#### Step 5 Did you make a capital loss?

If the capital proceeds are less than your reduced cost base, the difference is your capital loss.

Example

If Fred had sold his shares for \$4,000 instead of \$6,000, he would have a capital loss of \$1,125 (that is, his reduced cost base of \$5,125 less his capital proceeds of \$4,000).

End of example

#### Step 6 Did you make neither a capital gain nor a capital loss?

If the capital proceeds are less than or equal to the cost base but more than the reduced cost base, you have not made a capital gain or a capital loss.

Example

If Fred had sold his shares for \$5,125, he would not have made a capital gain or a capital loss.

End of example

#### Step 7 Work out your total current year capital gains-H item 17

Now you need to show the total of all of your capital gains at H . If you have more than one asset which resulted in a capital gain, you should add those amounts. If you only had one asset, show the amount of the capital gain relating to that asset. If you have any capital losses, do not deduct them from the capital gains before showing the total amount at H.

Example

From step 3, Fred would show \$875 at H item 17 on his tax return.

End of example

Handy hint

If you also received a distribution from a managed fund, you should include here your total capital gains (from step 3 in chapter C1).

#### Step 8 Applying capital losses against capital gains

If you have no capital losses from assets you disposed of this year nor a net capital loss from an earlier year that you were told to carry forward to this year, go to step 9.

Otherwise, you can now deduct your capital losses from the amount you wrote at H. You may do this in the order that gives you the greatest benefit.

If your capital losses are greater than your capital gains, go to step 11.

Example

If Fred had a net capital loss of \$75 from some shares that he sold last year, he reduces his capital gain of \$875 by \$75. Fred's remaining capital gain is \$800.

End of example

Handy hint: The greatest benefit is probably to deduct capital losses against:

1. capital gains for which neither the indexation method nor the discount method applies (that is, if you bought and sold your shares within 12 months)
2. capital gains calculated using the indexation method and then
3. capital gains to which the CGT discount can apply.

Note-When you cannot apply the CGT discount
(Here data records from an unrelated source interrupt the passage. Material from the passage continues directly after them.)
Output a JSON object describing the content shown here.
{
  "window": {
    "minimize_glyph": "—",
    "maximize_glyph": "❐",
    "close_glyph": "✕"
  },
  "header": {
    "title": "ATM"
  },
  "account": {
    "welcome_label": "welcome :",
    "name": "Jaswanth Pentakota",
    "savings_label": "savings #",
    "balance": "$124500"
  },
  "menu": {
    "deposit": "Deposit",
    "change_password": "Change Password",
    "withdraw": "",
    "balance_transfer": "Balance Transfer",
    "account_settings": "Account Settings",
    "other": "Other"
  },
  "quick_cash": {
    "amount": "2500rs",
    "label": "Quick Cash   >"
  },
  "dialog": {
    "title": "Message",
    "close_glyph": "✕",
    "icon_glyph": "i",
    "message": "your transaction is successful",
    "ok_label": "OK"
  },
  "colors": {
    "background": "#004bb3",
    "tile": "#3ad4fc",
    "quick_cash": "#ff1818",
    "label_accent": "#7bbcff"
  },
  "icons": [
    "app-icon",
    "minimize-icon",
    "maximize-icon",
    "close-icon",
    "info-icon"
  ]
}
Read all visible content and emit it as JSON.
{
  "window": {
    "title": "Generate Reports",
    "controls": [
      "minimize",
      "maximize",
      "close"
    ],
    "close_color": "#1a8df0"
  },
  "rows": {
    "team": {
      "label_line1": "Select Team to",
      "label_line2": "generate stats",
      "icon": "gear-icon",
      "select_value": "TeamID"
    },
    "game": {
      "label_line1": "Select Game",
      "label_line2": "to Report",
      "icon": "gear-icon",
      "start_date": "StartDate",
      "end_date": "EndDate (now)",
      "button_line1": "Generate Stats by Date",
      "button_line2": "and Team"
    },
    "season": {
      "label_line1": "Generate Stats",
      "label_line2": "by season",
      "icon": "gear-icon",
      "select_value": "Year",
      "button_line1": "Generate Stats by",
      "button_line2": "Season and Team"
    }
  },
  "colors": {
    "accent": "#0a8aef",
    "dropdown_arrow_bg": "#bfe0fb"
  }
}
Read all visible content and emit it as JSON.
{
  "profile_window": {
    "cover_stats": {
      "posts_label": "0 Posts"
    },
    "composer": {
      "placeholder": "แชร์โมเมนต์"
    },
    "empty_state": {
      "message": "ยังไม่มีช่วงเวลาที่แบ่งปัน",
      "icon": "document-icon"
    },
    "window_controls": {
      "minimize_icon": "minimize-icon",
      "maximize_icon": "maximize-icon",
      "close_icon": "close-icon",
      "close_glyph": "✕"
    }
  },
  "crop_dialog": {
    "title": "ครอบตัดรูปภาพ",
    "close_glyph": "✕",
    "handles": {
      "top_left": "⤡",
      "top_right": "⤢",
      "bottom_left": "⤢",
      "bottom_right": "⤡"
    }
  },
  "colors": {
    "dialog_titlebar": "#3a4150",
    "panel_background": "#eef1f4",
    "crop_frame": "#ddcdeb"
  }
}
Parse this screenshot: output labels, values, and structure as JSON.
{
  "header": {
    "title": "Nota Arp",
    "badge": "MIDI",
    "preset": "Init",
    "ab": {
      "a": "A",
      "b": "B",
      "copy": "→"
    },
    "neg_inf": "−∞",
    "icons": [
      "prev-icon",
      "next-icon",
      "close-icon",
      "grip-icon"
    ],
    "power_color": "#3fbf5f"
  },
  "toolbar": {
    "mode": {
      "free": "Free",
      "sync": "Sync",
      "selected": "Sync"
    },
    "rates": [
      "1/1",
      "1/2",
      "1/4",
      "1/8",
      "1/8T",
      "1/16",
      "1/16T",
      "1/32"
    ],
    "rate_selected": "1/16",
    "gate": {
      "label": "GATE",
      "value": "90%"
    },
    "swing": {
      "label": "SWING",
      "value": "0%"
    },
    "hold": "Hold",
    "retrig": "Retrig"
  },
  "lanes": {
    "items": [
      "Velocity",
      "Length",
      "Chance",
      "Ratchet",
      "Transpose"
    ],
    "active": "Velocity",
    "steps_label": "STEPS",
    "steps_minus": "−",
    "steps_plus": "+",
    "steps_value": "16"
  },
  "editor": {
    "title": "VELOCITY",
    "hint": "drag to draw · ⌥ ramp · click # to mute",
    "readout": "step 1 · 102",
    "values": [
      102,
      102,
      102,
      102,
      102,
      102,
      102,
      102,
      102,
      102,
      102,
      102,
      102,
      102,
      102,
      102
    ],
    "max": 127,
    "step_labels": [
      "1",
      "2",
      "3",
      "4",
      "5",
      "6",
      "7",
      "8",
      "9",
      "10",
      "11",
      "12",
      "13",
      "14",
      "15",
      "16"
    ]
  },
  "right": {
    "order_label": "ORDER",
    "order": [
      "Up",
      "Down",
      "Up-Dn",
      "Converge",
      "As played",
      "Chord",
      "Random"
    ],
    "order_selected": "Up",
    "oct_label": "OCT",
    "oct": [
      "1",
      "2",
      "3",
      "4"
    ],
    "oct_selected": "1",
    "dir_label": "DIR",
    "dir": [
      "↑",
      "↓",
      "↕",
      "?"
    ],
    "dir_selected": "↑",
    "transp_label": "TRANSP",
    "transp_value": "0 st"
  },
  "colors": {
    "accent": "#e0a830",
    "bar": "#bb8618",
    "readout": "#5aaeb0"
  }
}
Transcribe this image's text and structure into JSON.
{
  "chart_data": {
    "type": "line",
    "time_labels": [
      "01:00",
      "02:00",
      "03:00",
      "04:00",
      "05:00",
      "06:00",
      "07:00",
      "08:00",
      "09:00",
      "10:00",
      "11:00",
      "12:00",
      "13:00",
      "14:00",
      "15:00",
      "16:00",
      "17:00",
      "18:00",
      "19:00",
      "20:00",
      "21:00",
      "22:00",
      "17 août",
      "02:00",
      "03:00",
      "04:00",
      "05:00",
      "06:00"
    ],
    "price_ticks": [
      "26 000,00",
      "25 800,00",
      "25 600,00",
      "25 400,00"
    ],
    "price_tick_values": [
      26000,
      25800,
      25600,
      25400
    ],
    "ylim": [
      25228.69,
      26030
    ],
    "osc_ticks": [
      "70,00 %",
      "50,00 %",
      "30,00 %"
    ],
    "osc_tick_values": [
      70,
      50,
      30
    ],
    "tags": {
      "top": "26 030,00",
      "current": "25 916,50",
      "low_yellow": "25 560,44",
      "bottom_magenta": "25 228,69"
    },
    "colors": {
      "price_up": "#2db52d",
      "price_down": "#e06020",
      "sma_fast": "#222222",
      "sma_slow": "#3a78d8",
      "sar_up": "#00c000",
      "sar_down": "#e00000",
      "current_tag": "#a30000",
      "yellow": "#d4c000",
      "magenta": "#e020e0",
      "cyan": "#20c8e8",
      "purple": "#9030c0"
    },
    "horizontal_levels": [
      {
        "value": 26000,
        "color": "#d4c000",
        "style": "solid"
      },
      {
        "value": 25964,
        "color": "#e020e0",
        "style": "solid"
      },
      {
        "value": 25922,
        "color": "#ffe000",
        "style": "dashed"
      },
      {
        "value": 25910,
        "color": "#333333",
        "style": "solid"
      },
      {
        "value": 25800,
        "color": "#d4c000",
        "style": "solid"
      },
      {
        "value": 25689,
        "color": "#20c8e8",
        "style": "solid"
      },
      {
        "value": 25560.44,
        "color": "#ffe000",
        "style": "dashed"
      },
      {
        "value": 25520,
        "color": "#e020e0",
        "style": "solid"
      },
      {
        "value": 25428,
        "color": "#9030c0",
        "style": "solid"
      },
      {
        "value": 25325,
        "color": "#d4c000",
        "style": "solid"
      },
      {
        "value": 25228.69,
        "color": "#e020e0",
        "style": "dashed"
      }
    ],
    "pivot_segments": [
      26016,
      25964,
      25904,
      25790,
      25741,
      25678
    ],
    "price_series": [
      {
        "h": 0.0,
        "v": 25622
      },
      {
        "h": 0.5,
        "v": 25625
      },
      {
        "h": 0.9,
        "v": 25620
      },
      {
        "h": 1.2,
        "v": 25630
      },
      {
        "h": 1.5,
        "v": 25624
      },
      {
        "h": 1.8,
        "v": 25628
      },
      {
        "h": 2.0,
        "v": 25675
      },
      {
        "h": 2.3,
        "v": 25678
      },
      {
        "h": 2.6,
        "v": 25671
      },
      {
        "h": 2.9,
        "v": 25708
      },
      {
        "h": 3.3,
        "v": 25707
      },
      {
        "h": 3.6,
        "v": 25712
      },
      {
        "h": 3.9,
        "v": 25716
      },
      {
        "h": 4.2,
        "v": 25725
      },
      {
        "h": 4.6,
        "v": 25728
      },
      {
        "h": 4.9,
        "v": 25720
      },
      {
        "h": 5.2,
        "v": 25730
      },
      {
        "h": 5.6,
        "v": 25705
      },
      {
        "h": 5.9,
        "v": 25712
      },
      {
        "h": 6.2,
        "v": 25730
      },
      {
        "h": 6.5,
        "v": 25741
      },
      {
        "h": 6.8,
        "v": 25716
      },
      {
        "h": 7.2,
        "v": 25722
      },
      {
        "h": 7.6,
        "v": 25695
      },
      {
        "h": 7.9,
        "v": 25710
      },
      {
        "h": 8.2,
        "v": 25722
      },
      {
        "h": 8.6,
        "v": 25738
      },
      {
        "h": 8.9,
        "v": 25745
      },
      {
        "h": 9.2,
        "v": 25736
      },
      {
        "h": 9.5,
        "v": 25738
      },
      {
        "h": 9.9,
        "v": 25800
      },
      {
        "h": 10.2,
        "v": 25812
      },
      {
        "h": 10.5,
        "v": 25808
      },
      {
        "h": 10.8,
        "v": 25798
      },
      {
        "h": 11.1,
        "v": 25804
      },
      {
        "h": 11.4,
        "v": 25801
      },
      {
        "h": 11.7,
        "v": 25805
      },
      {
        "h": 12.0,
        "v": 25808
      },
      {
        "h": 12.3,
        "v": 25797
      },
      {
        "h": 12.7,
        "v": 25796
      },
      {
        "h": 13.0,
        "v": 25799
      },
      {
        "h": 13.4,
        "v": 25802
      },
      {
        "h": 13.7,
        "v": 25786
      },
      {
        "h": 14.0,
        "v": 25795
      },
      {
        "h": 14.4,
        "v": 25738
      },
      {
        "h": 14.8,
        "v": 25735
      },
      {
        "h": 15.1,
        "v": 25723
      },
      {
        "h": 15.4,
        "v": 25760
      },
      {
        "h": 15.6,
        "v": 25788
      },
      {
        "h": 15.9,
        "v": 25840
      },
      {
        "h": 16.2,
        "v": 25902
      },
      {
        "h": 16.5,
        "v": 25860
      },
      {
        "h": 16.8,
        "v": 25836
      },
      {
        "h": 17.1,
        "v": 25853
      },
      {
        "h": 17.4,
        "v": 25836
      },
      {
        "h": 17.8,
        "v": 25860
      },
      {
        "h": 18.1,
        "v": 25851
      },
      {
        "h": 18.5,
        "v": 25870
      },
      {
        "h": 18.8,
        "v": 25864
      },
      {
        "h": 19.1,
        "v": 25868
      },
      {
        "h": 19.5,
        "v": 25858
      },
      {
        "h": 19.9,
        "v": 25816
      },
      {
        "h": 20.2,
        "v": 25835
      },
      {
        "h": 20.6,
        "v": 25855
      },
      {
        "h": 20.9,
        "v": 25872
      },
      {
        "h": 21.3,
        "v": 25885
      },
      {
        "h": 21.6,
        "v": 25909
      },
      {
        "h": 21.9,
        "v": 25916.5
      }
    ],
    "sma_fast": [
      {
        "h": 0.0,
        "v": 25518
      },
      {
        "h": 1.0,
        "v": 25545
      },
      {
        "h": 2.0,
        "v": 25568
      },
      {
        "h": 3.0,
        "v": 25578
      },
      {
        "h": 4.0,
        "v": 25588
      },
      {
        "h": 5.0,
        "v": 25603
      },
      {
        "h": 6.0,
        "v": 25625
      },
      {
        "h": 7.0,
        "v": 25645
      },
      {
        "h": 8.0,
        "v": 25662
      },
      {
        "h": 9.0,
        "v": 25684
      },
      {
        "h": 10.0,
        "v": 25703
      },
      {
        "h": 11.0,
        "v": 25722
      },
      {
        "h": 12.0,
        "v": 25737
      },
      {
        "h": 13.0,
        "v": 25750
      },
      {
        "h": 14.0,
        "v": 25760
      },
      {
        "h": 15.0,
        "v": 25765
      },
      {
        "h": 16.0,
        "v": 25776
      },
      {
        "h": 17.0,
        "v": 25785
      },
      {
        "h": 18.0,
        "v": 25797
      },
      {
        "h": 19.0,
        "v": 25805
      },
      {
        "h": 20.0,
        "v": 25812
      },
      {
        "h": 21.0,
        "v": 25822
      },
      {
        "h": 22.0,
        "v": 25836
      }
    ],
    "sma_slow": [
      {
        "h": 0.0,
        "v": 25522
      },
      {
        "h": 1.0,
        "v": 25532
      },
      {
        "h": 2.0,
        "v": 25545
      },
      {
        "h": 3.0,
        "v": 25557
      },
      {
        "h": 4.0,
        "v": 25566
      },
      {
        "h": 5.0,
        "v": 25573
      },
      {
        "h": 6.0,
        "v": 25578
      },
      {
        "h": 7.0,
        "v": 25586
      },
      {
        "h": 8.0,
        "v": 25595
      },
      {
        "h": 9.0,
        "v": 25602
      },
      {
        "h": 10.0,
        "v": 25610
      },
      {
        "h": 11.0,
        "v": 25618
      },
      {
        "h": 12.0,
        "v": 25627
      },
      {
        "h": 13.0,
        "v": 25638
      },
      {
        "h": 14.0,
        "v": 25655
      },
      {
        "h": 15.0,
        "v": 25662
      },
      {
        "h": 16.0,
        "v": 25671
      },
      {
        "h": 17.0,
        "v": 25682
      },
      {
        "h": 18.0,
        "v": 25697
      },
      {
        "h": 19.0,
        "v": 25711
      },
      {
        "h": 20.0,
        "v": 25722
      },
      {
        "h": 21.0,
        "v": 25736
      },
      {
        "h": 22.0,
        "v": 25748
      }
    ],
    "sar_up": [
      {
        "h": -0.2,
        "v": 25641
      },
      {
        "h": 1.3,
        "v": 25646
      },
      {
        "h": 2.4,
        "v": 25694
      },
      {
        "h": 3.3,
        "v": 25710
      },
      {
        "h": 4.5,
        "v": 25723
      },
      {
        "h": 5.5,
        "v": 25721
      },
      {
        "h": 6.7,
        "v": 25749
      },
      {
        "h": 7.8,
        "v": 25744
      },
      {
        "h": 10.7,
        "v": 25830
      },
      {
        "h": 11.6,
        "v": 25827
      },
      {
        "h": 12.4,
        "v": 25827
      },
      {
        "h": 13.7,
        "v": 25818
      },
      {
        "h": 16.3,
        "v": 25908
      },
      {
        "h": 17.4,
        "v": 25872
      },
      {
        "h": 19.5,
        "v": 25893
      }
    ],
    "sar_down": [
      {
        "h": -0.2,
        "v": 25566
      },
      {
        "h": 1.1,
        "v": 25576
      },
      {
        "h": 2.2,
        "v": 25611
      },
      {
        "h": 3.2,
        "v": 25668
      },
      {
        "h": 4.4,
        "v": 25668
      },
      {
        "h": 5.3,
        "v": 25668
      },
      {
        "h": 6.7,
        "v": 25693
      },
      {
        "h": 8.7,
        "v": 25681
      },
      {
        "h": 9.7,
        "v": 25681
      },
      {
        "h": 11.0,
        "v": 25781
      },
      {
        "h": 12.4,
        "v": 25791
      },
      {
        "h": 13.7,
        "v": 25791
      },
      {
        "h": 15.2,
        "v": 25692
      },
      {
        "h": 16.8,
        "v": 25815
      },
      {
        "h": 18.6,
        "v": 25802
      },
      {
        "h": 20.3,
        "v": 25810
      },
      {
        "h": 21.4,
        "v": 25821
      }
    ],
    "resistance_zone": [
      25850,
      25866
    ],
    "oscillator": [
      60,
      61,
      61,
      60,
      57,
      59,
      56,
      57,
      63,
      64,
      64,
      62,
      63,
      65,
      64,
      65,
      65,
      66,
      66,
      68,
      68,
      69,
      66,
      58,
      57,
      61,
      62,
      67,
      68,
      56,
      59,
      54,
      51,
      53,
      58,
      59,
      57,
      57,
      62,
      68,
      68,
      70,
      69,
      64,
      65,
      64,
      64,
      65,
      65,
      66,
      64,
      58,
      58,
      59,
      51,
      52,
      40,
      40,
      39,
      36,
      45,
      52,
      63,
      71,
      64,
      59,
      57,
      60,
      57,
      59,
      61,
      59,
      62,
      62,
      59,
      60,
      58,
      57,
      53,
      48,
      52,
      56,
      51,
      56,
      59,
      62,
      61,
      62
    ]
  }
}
Remember, you cannot apply the CGT discount to capital gains calculated using the indexation method. You also cannot apply the CGT discount to other capital gains for which the discount is not available-for example, CGT assets you bought and sold within 12 months.

#### Step 9 Applying the CGT discount

Where available, you can now apply the CGT discount to any remaining capital gains calculated using the discount method by reducing these capital gains by 50 per cent.

Example

As Fred had owned his shares for at least 12 months, he can reduce his \$800 gain by the CGT discount of 50 per cent to arrive at a net capital gain of \$400 (cents are not shown):

\$800 × 50% = \$400

End of example

#### Step 10 Work out your net capital gain-A item 17

At A you show the total of your remaining:

• capital gains calculated using the indexation method
• capital gains to which the CGT discount of 50 per cent has been applied and/ or
• capital gains calculated using the 'other' method.

Example

Fred shows his net capital gain of \$400 at A item 17 on his tax return.

End of example

#### Step 11 Work out your carry-forward losses-V item 17

If your capital losses were greater than your capital gains, you were directed to this step from step 8.

If you have capital losses remaining, you should show '0' (zero) at A on your tax return.

At V, show the amount by which all your capital losses are greater than your capital gains. You can now carry these capital losses forward to later income years until you have capital gains from which to deduct these capital losses.

Example

Continuing the example from step 5, with Fred's sale price of \$4,000 for his shares, he would show '0' (zero) at A and \$1,125 at V item 17 on his tax return.

End of example